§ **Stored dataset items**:

========================================

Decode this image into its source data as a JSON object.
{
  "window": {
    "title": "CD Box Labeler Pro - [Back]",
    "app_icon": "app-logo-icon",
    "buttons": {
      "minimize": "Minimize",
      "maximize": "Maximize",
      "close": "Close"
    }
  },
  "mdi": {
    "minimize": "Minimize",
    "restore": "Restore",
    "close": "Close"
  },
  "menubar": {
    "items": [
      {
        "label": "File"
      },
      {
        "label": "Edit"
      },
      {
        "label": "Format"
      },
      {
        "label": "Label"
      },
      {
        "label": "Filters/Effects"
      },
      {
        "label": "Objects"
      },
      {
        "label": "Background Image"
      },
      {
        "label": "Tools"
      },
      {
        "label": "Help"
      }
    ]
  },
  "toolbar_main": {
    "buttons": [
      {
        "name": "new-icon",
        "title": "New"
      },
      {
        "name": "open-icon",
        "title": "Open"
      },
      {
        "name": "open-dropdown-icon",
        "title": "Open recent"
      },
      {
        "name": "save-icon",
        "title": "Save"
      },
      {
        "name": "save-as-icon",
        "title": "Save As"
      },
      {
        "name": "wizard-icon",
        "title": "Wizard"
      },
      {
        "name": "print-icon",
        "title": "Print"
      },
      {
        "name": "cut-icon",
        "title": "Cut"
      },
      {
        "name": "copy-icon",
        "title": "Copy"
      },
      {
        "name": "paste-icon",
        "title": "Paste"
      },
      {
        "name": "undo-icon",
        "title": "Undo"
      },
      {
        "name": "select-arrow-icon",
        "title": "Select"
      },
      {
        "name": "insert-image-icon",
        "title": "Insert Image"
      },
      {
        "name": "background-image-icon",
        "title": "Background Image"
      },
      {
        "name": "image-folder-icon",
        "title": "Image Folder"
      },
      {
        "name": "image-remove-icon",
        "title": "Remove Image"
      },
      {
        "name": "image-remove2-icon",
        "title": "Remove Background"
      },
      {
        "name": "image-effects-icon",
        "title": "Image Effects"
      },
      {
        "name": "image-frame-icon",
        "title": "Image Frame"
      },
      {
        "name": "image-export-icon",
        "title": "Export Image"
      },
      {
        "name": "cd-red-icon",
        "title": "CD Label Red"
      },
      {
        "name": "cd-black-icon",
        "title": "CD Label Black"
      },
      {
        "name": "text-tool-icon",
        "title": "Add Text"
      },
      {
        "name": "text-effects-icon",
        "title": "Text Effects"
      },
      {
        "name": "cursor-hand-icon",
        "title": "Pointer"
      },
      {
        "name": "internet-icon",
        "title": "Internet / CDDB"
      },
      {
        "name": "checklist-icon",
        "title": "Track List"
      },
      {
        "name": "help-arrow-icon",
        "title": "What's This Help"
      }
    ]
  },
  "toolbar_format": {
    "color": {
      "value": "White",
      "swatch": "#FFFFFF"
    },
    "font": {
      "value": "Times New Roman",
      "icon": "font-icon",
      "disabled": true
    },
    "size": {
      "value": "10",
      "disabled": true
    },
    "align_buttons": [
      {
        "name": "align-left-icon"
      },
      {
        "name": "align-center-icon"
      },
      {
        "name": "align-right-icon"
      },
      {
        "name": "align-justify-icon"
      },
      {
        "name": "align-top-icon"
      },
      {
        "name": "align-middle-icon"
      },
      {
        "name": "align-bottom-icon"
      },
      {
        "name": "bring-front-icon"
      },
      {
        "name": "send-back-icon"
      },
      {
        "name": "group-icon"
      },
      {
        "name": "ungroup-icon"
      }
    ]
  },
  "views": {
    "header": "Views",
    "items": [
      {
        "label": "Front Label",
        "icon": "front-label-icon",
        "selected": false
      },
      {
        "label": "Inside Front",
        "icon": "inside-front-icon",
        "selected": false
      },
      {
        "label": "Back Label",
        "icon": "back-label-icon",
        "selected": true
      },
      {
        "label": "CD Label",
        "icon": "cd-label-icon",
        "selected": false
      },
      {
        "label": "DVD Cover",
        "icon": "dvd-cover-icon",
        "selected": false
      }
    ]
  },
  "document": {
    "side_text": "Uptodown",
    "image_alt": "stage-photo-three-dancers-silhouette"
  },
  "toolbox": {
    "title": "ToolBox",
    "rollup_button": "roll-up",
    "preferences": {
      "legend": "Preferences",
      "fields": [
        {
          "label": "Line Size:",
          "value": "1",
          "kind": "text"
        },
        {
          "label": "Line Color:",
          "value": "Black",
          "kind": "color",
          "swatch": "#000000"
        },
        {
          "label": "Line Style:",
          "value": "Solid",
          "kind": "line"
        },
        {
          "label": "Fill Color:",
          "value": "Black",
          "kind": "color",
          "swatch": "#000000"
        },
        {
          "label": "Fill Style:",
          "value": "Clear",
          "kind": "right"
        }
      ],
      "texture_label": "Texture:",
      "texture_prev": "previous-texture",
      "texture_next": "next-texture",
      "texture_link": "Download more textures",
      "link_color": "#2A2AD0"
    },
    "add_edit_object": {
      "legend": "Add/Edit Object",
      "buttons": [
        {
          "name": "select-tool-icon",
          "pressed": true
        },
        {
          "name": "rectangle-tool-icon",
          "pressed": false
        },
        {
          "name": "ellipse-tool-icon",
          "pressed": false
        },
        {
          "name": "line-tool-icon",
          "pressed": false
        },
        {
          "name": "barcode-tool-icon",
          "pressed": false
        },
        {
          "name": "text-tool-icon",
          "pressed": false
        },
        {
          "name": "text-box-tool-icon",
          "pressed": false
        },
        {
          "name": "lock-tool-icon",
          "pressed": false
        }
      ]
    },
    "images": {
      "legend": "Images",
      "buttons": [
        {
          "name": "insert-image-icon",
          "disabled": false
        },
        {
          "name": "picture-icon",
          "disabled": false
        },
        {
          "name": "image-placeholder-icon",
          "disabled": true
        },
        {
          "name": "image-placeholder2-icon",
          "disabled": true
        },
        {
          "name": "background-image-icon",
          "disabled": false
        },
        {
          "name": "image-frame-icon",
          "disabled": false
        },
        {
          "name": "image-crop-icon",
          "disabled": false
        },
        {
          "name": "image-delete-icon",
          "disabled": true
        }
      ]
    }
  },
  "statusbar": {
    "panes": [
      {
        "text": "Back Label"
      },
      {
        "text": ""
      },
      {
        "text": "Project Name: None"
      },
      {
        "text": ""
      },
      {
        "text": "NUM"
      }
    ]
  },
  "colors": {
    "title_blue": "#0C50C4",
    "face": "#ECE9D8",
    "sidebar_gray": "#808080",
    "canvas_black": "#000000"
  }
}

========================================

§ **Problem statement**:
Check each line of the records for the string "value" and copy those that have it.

§ **Result for this exercise**:
      "value": "White",
      "value": "Times New Roman",
      "value": "10",
          "value": "1",
          "value": "Black",
          "value": "Solid",
          "value": "Black",
          "value": "Clear",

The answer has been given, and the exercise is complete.